By Bakary Ceesay
The United States Department of Agriculture’s (USDA) Food For Progress (FFPr) Regional Cashew Value Chain Project is implementing a $38 million, six-year project in The Gambia, Senegal, and Guinea-Bissau which will enhance the regional cashew value chain to improve the trade of processed cashews in local and international markets.
On January 29, 2020 U.S. Ambassador to The Gambia R. Carl Paschall and The Gambia’s Minister of Trade, Regional Integration, Industry and Employment, Lamin Jobe, spoke at a launch ceremony in Dakar, Senegal for the USDA’s Food for Progress regional cashew value chain project, also called the Linking Infrastructure, Finance, and Farms to Cashews (LIFFT-Cashew).
At the launch event, numerous government officials, as well as private sector leaders from The Gambia, Senegal and Guinea-Bissau, discussed the regional integration of the cashew value chain.
The United States was represented by both the U.S. Ambassador to The Gambia, Richard Carlton Paschall III, and the U.S. Ambassador to Senegal and Guinea-Bissau, Tulinabo Salama Mushingi. Both U.S. Ambassadors emphasized the need for collaboration between the three countries.
Ambassador Paschall highlighted the importance of creating opportunities for producers and processors to boost economic development and working together to meet the needs of local and international markets.
In his remarks, Ambassador Paschall said: “I believe that government policy that encourages market-led development and regional integration of the cashew sector, through the private sector, is critical to integrate the cashew value chain and achieve the project’s goal. This will help stimulate economic development and incite the creation of jobs here in the region by meeting market demand requirements.”

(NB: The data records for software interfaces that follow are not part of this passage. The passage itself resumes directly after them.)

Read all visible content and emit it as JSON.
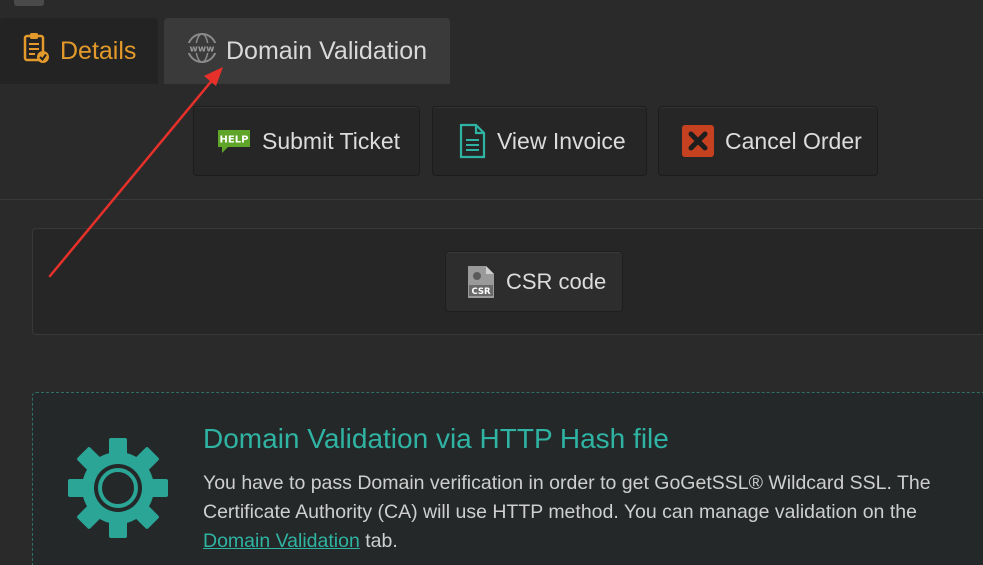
{
  "tabs": {
    "details_label": "Details",
    "domain_validation_label": "Domain Validation"
  },
  "actions": {
    "submit_ticket_label": "Submit Ticket",
    "view_invoice_label": "View Invoice",
    "cancel_order_label": "Cancel Order",
    "help_icon_text": "HELP"
  },
  "csr": {
    "button_label": "CSR code",
    "icon_text": "CSR"
  },
  "validation": {
    "title": "Domain Validation via HTTP Hash file",
    "text_before": "You have to pass Domain verification in order to get GoGetSSL® Wildcard SSL. The Certificate Authority (CA) will use HTTP method. You can manage validation on the ",
    "link_text": "Domain Validation",
    "text_after": " tab."
  },
  "icons": {
    "details": "clipboard-check-icon",
    "domain_validation": "www-globe-icon",
    "submit_ticket": "help-icon",
    "view_invoice": "document-icon",
    "cancel_order": "close-icon",
    "csr": "csr-file-icon",
    "validation": "gear-icon"
  },
  "colors": {
    "accent_orange": "#e39a2a",
    "accent_teal": "#2fb3a3",
    "help_green": "#5fa52a",
    "cancel_red": "#c6411f",
    "annotation_red": "#e8302a"
  }
}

Ambassador Mushingi echoed this message by reciting the well-known proverb: “If you want to go fast, go alone. If you want to go far, go together.”
In turn, the government representatives of the beneficiary countries stressed the importance of adding value to their region’s cashew sector, as only approximately 5-6 percent of their produced cashew nut is processed locally.
Facilitating the processing of cashew nuts within the region will create new jobs and increase incomes, attract more investment to the cashew sector, and create sustainable socio-economic development.
After the opening ceremony, workshop participants discussed key issues for the cashew sector, including access to finance, market linkages between cooperatives and processors, organic certification, and government strategies to facilitate regional integration.
During the group breakout session, government officials discussed regional integration and the three governments’ roles in supporting cashew value chain actors.
The private sector group, which consisted of farmer cooperatives, processors, investors and financial institutions, discussed the challenges and opportunities they face, the importance of linkages between the value chain actors, and the support they need from their governments in supporting collective sales, processing and exports.
These private sector participants and government officials will continue their collaboration as project LIFFT-Cashew progresses to pave the way for increased regional integration of the cashew value chain and increased trade in processed cashews.